In this case, the ALJ assigned “little weight” to Dr. Aranaga’s opinion because she found it “inconsistent with the overall record evidence.” (Tr. 72). The ALJ explained that Dr. Aranaga is an internist, and the treatment notes from Dr. Grosso, an orthopedic surgeon, the treatment notes from the Baltimore Medical and Surgical Associates, and the objective medical evidence do not support the level of severity opined by Dr. Aranaga. Id. The ALJ also noted that Dr. Aranaga’s opinion that Ms. Yancey is incapable of performing any work is an opinion on an issue reserved to the Commissioner. Id. Ms. Yancey has not identified a specific error in the ALJ’s analysis, and I find that her assessment of Dr. Aranaga’s opinion was both in accordance with the proper legal standards and supported by substantial evidence.

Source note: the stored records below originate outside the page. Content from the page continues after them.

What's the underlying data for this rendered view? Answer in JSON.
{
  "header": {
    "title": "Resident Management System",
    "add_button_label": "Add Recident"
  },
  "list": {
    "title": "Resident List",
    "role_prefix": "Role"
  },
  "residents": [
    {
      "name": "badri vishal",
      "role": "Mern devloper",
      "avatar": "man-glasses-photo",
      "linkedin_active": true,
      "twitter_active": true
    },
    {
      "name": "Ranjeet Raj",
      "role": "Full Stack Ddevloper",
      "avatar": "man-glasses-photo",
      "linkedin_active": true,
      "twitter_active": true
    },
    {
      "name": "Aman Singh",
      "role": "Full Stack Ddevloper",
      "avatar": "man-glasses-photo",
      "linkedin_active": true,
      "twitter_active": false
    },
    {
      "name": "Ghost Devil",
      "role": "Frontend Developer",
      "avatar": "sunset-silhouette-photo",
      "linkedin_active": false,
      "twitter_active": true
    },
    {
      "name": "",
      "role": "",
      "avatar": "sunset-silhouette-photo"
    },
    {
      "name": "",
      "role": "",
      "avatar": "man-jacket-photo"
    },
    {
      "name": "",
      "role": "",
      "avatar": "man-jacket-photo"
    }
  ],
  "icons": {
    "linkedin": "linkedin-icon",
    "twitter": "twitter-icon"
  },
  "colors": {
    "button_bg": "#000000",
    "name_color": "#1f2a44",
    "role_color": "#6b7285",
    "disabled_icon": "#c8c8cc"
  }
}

Ms. Yancey also implies that the ALJ should have assigned less weight to the opinion of Dr. Weng, a consultative examiner, that “standing and walking will be a problem, ” and that “sitting unfortunately, puts pressure on that internal portion of the hip as well causing discomfort.” Pl. Mem. 4; (Tr. 262). It is unclear, however, why Ms. Yancey would argue that the ALJ should have assigned less weight to Dr. Weng’s opinion, since it apparently supports her claimed limitations. Ms. Yancey primarily takes issue with Dr. Weng’s implication that weight loss might help relieve Ms. Yancey’s lumbar spasms. However, contrary to Ms. Yancey’s contention, the ALJ did not give any indication that her evaluation of Dr. Weng’s opinion was based on his statement about weight loss. Ms. Yancey has thus not identified any error in the ALJ’s analysis, and I find that her evaluation of Dr. Weng’s opinion was supported by substantial evidence.
Next, Ms. Yancey contends that she satisfies the requirements of Listings 1.02 and 1.04, which apply to major dysfunction of a joint and disorders of the spine, respectively. Pl. Mem. 4-5. At step three of the sequential evaluation, the ALJ must compare a claimant’s impairments with the Listing of Impairments to determine if the claimant’s impairments are severe enough to warrant a presumption of disability. Bryant v. Colvin, 573 F. App’x 186, 188 (4th Cir. 2014); 20 C.F.R. § 416.920(d); 20 C.F.R. Pt. 404, Subpt. P, Appx. 1. A claimant bears the burden of demonstrating that his impairment meets or equals a listed impairment. Kellough v. Heckler, 785 F.2d 1147, 1152 (4th Cir. 1986). For a claimant to establish that his impairment meets or equals a listing, it must “meet al ...